"I've never felt the need to hide it but I came into politics at a very good time, because for a lot of the LGBT politicians that were a bit older, the atmosphere was far less welcoming than when I started to get involved," he said.
"I've never been shy about hiding my sexuality but I can understand why people maybe who are slightly older, from slightly different areas and backgrounds would have had more reason to be more cautious than I was.
"I do think it's important for LGBT politicians to come out and be open about their sexuality because we do stand on the shoulders of giants.
"The people that came out before me were the ones who made it a better world for me to live in and be in - and be a gay politician in. We should be open about who we are if only for the next generation."
But Copley pins the ultimate example of how far London and the rest of the UK has come on gay rights and representation on a Conservative MP who has served in Westminster for 19 years.
Crispin Blunt is now an openly gay MP, but only came out in 2010 when he declared he was leaving his wife "to come to terms with his homosexuality".
Despite having voted against lowering the legal age of consent for homosexual couples to bring it into line with straight couples in 1998, Blunt is now open about his sexuality and has even spoken in Parliament about his personal use of poppers.
"The biggest change in the sense of politicians being open about their sexuality is summed up in Crispin Blunt," Copley says.
"He was a man who voted against the equalisation of the age of consent and just years later is standing up in parliament and saying he's a poppers user.

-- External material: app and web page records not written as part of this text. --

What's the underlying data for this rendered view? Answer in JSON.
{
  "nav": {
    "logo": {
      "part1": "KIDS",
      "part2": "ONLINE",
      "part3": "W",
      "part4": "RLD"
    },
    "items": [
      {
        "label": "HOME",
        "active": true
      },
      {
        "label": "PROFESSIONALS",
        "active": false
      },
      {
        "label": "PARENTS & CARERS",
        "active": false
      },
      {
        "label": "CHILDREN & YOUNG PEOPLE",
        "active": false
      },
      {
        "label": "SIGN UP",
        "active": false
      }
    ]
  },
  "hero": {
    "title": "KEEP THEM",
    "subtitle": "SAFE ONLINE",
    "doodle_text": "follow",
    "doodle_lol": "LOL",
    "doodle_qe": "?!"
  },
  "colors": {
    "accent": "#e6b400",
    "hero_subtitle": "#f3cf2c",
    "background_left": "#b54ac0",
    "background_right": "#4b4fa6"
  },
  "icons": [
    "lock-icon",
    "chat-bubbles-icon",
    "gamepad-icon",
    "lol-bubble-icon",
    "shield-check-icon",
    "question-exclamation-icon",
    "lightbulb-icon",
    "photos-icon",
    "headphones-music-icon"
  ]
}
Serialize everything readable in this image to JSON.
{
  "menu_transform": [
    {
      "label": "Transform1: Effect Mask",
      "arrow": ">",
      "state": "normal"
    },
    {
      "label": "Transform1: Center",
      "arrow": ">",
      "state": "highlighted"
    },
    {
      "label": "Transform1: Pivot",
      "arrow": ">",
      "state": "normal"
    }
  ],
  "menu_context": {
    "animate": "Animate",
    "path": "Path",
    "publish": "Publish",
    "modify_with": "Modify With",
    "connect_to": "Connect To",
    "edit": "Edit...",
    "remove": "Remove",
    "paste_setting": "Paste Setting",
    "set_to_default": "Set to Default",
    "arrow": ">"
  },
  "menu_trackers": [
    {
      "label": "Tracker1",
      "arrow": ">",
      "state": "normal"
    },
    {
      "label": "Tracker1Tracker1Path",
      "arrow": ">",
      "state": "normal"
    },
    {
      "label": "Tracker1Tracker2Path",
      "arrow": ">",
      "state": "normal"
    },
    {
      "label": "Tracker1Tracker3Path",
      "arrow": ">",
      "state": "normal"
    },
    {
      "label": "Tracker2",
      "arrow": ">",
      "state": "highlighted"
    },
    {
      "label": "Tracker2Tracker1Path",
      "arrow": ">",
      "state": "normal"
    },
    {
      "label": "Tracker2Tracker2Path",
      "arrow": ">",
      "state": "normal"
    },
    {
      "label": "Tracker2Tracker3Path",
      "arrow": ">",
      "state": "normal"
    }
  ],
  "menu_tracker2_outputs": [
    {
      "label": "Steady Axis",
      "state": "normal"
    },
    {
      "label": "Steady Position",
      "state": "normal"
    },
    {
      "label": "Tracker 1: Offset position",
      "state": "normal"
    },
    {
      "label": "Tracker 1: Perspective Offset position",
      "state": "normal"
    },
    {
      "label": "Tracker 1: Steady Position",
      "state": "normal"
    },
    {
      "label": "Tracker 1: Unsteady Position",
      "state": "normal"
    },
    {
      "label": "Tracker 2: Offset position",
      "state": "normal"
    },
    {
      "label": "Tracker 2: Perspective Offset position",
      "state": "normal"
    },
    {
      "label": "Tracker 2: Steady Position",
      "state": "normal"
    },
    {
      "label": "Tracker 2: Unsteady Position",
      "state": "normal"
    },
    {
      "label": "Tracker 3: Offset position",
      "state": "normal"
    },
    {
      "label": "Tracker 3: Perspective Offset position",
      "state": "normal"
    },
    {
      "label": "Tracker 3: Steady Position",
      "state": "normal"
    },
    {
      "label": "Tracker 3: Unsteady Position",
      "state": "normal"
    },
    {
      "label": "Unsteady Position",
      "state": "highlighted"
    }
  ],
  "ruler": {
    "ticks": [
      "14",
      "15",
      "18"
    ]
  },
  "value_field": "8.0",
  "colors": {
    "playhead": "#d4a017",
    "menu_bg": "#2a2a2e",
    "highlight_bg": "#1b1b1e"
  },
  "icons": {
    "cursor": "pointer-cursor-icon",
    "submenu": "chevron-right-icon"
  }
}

"That for me symbolises most the significant change we've seen about importance of representation, awareness and openness of being lesbian, gay, bisexual or trans in politics."